Work task:
Please copy out each line of the listing that contains the word "Choose".

[Start of section]

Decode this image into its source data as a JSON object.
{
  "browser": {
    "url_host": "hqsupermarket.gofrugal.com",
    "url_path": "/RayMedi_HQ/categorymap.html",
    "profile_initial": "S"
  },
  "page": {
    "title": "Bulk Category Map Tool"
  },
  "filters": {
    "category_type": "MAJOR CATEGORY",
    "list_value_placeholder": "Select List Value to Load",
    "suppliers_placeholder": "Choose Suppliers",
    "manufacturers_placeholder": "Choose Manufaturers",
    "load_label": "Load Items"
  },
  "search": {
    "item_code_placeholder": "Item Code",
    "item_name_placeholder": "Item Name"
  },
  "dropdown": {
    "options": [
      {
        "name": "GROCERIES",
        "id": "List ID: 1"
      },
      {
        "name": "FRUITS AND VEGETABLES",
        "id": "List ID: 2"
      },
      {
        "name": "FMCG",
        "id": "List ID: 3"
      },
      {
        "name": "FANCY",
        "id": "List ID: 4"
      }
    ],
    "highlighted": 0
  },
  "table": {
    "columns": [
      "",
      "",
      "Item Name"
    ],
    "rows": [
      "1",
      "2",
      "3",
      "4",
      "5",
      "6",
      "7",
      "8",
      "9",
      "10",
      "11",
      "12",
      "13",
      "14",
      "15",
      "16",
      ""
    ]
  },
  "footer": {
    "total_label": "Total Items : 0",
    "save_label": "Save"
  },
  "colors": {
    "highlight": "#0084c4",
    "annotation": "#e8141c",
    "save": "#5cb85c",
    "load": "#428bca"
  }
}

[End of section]

Response to this exercise:
    "suppliers_placeholder": "Choose Suppliers",
    "manufacturers_placeholder": "Choose Manufaturers",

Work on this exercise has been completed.